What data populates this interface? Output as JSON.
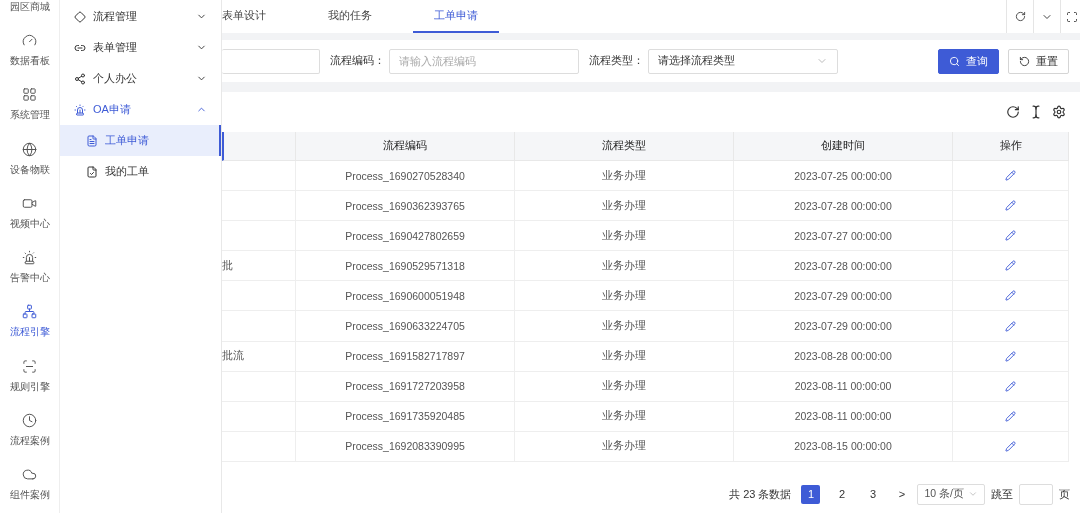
{
  "nav_rail": {
    "items": [
      {
        "label": "园区商城",
        "selected": false
      },
      {
        "label": "数据看板",
        "selected": false
      },
      {
        "label": "系统管理",
        "selected": false
      },
      {
        "label": "设备物联",
        "selected": false
      },
      {
        "label": "视频中心",
        "selected": false
      },
      {
        "label": "告警中心",
        "selected": false
      },
      {
        "label": "流程引擎",
        "selected": true
      },
      {
        "label": "规则引擎",
        "selected": false
      },
      {
        "label": "流程案例",
        "selected": false
      },
      {
        "label": "组件案例",
        "selected": false
      }
    ]
  },
  "menu": {
    "groups": [
      {
        "label": "流程管理",
        "expanded": false,
        "selected": false
      },
      {
        "label": "表单管理",
        "expanded": false,
        "selected": false
      },
      {
        "label": "个人办公",
        "expanded": false,
        "selected": false
      },
      {
        "label": "OA申请",
        "expanded": true,
        "selected": true,
        "children": [
          {
            "label": "工单申请",
            "selected": true
          },
          {
            "label": "我的工单",
            "selected": false
          }
        ]
      }
    ]
  },
  "tabs": [
    {
      "label": "表单设计",
      "selected": false
    },
    {
      "label": "我的任务",
      "selected": false
    },
    {
      "label": "工单申请",
      "selected": true
    }
  ],
  "filters": [
    {
      "kind": "input",
      "label": "流程编码：",
      "placeholder": "请输入流程编码"
    },
    {
      "kind": "select",
      "label": "流程类型：",
      "placeholder": "请选择流程类型"
    }
  ],
  "buttons": [
    {
      "kind": "primary",
      "label": "查询"
    },
    {
      "kind": "default",
      "label": "重置"
    }
  ],
  "table": {
    "columns": [
      "流程编码",
      "流程类型",
      "创建时间",
      "操作"
    ],
    "rows": [
      {
        "code": "Process_1690270528340",
        "type": "业务办理",
        "created": "2023-07-25 00:00:00"
      },
      {
        "code": "Process_1690362393765",
        "type": "业务办理",
        "created": "2023-07-28 00:00:00"
      },
      {
        "code": "Process_1690427802659",
        "type": "业务办理",
        "created": "2023-07-27 00:00:00"
      },
      {
        "column_1": "批",
        "code": "Process_1690529571318",
        "type": "业务办理",
        "created": "2023-07-28 00:00:00"
      },
      {
        "code": "Process_1690600051948",
        "type": "业务办理",
        "created": "2023-07-29 00:00:00"
      },
      {
        "code": "Process_1690633224705",
        "type": "业务办理",
        "created": "2023-07-29 00:00:00"
      },
      {
        "column_1": "批流",
        "code": "Process_1691582717897",
        "type": "业务办理",
        "created": "2023-08-28 00:00:00"
      },
      {
        "code": "Process_1691727203958",
        "type": "业务办理",
        "created": "2023-08-11 00:00:00"
      },
      {
        "code": "Process_1691735920485",
        "type": "业务办理",
        "created": "2023-08-11 00:00:00"
      },
      {
        "code": "Process_1692083390995",
        "type": "业务办理",
        "created": "2023-08-15 00:00:00"
      }
    ]
  },
  "pagination": {
    "total": "共 23 条数据",
    "pages": [
      {
        "label": "1",
        "selected": true
      },
      {
        "label": "2",
        "selected": false
      },
      {
        "label": "3",
        "selected": false
      }
    ],
    "next": ">",
    "page_size": "10 条/页",
    "jump_label": "跳至",
    "page_unit": "页"
  }
}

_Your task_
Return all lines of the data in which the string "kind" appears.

_Response below_
      "kind": "input",
      "kind": "select",
      "kind": "primary",
      "kind": "default",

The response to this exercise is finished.